** Problem requirements **
Repeat the entries exactly as they stand.

App and web page records:

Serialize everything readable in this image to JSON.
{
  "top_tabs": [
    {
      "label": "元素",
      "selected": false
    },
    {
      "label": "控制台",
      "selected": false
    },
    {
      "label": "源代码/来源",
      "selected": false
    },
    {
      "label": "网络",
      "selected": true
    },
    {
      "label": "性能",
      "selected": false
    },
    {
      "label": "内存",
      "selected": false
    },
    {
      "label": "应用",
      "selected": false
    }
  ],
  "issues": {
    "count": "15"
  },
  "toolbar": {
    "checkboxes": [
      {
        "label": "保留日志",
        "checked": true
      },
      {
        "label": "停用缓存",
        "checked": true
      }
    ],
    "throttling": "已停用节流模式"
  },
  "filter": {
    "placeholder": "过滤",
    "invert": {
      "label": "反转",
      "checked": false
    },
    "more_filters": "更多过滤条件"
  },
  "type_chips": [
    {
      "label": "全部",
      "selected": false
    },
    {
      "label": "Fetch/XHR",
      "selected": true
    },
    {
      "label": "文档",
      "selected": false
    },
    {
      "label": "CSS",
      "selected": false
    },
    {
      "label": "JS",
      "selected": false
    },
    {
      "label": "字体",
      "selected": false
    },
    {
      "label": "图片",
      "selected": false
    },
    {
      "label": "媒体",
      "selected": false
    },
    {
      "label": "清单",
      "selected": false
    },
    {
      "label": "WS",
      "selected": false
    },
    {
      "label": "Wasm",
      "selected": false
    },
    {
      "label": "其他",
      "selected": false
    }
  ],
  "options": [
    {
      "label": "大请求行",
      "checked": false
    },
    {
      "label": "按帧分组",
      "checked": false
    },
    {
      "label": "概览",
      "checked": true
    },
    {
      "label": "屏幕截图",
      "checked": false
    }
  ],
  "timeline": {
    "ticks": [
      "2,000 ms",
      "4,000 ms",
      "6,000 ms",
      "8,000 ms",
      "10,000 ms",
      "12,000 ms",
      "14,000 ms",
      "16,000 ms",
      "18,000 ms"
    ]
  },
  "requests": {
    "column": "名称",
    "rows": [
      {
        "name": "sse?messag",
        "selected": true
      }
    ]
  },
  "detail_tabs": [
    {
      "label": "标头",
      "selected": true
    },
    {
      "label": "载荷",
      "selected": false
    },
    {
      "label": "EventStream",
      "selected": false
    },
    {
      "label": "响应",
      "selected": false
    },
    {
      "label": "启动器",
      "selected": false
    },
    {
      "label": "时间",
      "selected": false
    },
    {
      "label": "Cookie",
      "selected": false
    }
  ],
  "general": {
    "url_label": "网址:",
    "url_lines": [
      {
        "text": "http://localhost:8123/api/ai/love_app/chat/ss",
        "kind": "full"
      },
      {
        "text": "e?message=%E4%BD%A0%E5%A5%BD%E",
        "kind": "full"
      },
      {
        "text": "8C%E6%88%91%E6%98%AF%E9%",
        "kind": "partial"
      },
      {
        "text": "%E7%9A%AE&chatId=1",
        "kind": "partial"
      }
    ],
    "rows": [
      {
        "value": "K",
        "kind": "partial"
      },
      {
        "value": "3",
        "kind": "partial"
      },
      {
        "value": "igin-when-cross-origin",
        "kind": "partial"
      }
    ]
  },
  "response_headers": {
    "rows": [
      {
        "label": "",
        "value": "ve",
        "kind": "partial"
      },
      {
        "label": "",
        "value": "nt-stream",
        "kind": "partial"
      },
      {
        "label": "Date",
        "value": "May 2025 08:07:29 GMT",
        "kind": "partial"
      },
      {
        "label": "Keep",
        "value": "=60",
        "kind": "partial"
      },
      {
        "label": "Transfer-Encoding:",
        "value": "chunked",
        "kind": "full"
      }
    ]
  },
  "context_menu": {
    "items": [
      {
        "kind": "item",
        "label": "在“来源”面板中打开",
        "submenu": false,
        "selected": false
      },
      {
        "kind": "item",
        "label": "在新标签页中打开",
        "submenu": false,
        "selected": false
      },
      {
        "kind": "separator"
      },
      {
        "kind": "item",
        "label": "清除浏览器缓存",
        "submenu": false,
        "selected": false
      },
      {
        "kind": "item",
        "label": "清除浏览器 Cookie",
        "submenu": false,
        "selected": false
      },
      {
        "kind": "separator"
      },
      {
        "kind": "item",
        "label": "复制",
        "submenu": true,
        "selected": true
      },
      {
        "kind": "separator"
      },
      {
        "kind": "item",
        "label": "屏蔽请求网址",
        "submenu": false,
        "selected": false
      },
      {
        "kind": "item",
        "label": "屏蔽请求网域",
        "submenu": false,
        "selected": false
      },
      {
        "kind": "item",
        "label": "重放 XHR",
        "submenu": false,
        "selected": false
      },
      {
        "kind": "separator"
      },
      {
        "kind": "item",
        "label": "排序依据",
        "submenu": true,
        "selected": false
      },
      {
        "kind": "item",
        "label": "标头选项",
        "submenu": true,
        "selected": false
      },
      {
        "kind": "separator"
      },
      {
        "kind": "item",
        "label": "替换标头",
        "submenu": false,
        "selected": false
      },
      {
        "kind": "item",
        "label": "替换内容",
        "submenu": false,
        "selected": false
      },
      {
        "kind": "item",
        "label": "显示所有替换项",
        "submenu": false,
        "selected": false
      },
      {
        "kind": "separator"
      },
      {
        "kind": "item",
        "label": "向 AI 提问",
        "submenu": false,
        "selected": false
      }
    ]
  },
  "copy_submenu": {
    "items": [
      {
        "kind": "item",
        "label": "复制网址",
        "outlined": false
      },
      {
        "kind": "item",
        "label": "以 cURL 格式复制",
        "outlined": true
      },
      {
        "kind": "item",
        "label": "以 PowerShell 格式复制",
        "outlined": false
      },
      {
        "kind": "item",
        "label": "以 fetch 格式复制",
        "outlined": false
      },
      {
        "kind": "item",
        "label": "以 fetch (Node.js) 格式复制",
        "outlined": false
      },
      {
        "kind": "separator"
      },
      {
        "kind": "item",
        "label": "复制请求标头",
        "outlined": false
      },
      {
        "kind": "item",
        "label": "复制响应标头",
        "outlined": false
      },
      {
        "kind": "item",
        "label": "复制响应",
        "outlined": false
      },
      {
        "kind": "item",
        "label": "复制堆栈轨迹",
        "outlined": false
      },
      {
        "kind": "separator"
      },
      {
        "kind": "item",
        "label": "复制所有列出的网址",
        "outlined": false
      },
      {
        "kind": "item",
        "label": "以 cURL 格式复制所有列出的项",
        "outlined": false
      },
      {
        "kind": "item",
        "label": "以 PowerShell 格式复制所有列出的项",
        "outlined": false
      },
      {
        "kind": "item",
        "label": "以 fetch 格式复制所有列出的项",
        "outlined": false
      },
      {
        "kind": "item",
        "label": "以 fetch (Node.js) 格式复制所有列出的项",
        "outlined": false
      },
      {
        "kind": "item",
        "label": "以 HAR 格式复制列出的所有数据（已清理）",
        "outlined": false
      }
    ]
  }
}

** Your response **
Serialize everything readable in this image to JSON.
{
  "top_tabs": [
    {
      "label": "元素",
      "selected": false
    },
    {
      "label": "控制台",
      "selected": false
    },
    {
      "label": "源代码/来源",
      "selected": false
    },
    {
      "label": "网络",
      "selected": true
    },
    {
      "label": "性能",
      "selected": false
    },
    {
      "label": "内存",
      "selected": false
    },
    {
      "label": "应用",
      "selected": false
    }
  ],
  "issues": {
    "count": "15"
  },
  "toolbar": {
    "checkboxes": [
      {
        "label": "保留日志",
        "checked": true
      },
      {
        "label": "停用缓存",
        "checked": true
      }
    ],
    "throttling": "已停用节流模式"
  },
  "filter": {
    "placeholder": "过滤",
    "invert": {
      "label": "反转",
      "checked": false
    },
    "more_filters": "更多过滤条件"
  },
  "type_chips": [
    {
      "label": "全部",
      "selected": false
    },
    {
      "label": "Fetch/XHR",
      "selected": true
    },
    {
      "label": "文档",
      "selected": false
    },
    {
      "label": "CSS",
      "selected": false
    },
    {
      "label": "JS",
      "selected": false
    },
    {
      "label": "字体",
      "selected": false
    },
    {
      "label": "图片",
      "selected": false
    },
    {
      "label": "媒体",
      "selected": false
    },
    {
      "label": "清单",
      "selected": false
    },
    {
      "label": "WS",
      "selected": false
    },
    {
      "label": "Wasm",
      "selected": false
    },
    {
      "label": "其他",
      "selected": false
    }
  ],
  "options": [
    {
      "label": "大请求行",
      "checked": false
    },
    {
      "label": "按帧分组",
      "checked": false
    },
    {
      "label": "概览",
      "checked": true
    },
    {
      "label": "屏幕截图",
      "checked": false
    }
  ],
  "timeline": {
    "ticks": [
      "2,000 ms",
      "4,000 ms",
      "6,000 ms",
      "8,000 ms",
      "10,000 ms",
      "12,000 ms",
      "14,000 ms",
      "16,000 ms",
      "18,000 ms"
    ]
  },
  "requests": {
    "column": "名称",
    "rows": [
      {
        "name": "sse?messag",
        "selected": true
      }
    ]
  },
  "detail_tabs": [
    {
      "label": "标头",
      "selected": true
    },
    {
      "label": "载荷",
      "selected": false
    },
    {
      "label": "EventStream",
      "selected": false
    },
    {
      "label": "响应",
      "selected": false
    },
    {
      "label": "启动器",
      "selected": false
    },
    {
      "label": "时间",
      "selected": false
    },
    {
      "label": "Cookie",
      "selected": false
    }
  ],
  "general": {
    "url_label": "网址:",
    "url_lines": [
      {
        "text": "http://localhost:8123/api/ai/love_app/chat/ss",
        "kind": "full"
      },
      {
        "text": "e?message=%E4%BD%A0%E5%A5%BD%E",
        "kind": "full"
      },
      {
        "text": "8C%E6%88%91%E6%98%AF%E9%",
        "kind": "partial"
      },
      {
        "text": "%E7%9A%AE&chatId=1",
        "kind": "partial"
      }
    ],
    "rows": [
      {
        "value": "K",
        "kind": "partial"
      },
      {
        "value": "3",
        "kind": "partial"
      },
      {
        "value": "igin-when-cross-origin",
        "kind": "partial"
      }
    ]
  },
  "response_headers": {
    "rows": [
      {
        "label": "",
        "value": "ve",
        "kind": "partial"
      },
      {
        "label": "",
        "value": "nt-stream",
        "kind": "partial"
      },
      {
        "label": "Date",
        "value": "May 2025 08:07:29 GMT",
        "kind": "partial"
      },
      {
        "label": "Keep",
        "value": "=60",
        "kind": "partial"
      },
      {
        "label": "Transfer-Encoding:",
        "value": "chunked",
        "kind": "full"
      }
    ]
  },
  "context_menu": {
    "items": [
      {
        "kind": "item",
        "label": "在“来源”面板中打开",
        "submenu": false,
        "selected": false
      },
      {
        "kind": "item",
        "label": "在新标签页中打开",
        "submenu": false,
        "selected": false
      },
      {
        "kind": "separator"
      },
      {
        "kind": "item",
        "label": "清除浏览器缓存",
        "submenu": false,
        "selected": false
      },
      {
        "kind": "item",
        "label": "清除浏览器 Cookie",
        "submenu": false,
        "selected": false
      },
      {
        "kind": "separator"
      },
      {
        "kind": "item",
        "label": "复制",
        "submenu": true,
        "selected": true
      },
      {
        "kind": "separator"
      },
      {
        "kind": "item",
        "label": "屏蔽请求网址",
        "submenu": false,
        "selected": false
      },
      {
        "kind": "item",
        "label": "屏蔽请求网域",
        "submenu": false,
        "selected": false
      },
      {
        "kind": "item",
        "label": "重放 XHR",
        "submenu": false,
        "selected": false
      },
      {
        "kind": "separator"
      },
      {
        "kind": "item",
        "label": "排序依据",
        "submenu": true,
        "selected": false
      },
      {
        "kind": "item",
        "label": "标头选项",
        "submenu": true,
        "selected": false
      },
      {
        "kind": "separator"
      },
      {
        "kind": "item",
        "label": "替换标头",
        "submenu": false,
        "selected": false
      },
      {
        "kind": "item",
        "label": "替换内容",
        "submenu": false,
        "selected": false
      },
      {
        "kind": "item",
        "label": "显示所有替换项",
        "submenu": false,
        "selected": false
      },
      {
        "kind": "separator"
      },
      {
        "kind": "item",
        "label": "向 AI 提问",
        "submenu": false,
        "selected": false
      }
    ]
  },
  "copy_submenu": {
    "items": [
      {
        "kind": "item",
        "label": "复制网址",
        "outlined": false
      },
      {
        "kind": "item",
        "label": "以 cURL 格式复制",
        "outlined": true
      },
      {
        "kind": "item",
        "label": "以 PowerShell 格式复制",
        "outlined": false
      },
      {
        "kind": "item",
        "label": "以 fetch 格式复制",
        "outlined": false
      },
      {
        "kind": "item",
        "label": "以 fetch (Node.js) 格式复制",
        "outlined": false
      },
      {
        "kind": "separator"
      },
      {
        "kind": "item",
        "label": "复制请求标头",
        "outlined": false
      },
      {
        "kind": "item",
        "label": "复制响应标头",
        "outlined": false
      },
      {
        "kind": "item",
        "label": "复制响应",
        "outlined": false
      },
      {
        "kind": "item",
        "label": "复制堆栈轨迹",
        "outlined": false
      },
      {
        "kind": "separator"
      },
      {
        "kind": "item",
        "label": "复制所有列出的网址",
        "outlined": false
      },
      {
        "kind": "item",
        "label": "以 cURL 格式复制所有列出的项",
        "outlined": false
      },
      {
        "kind": "item",
        "label": "以 PowerShell 格式复制所有列出的项",
        "outlined": false
      },
      {
        "kind": "item",
        "label": "以 fetch 格式复制所有列出的项",
        "outlined": false
      },
      {
        "kind": "item",
        "label": "以 fetch (Node.js) 格式复制所有列出的项",
        "outlined": false
      },
      {
        "kind": "item",
        "label": "以 HAR 格式复制列出的所有数据（已清理）",
        "outlined": false
      }
    ]
  }
}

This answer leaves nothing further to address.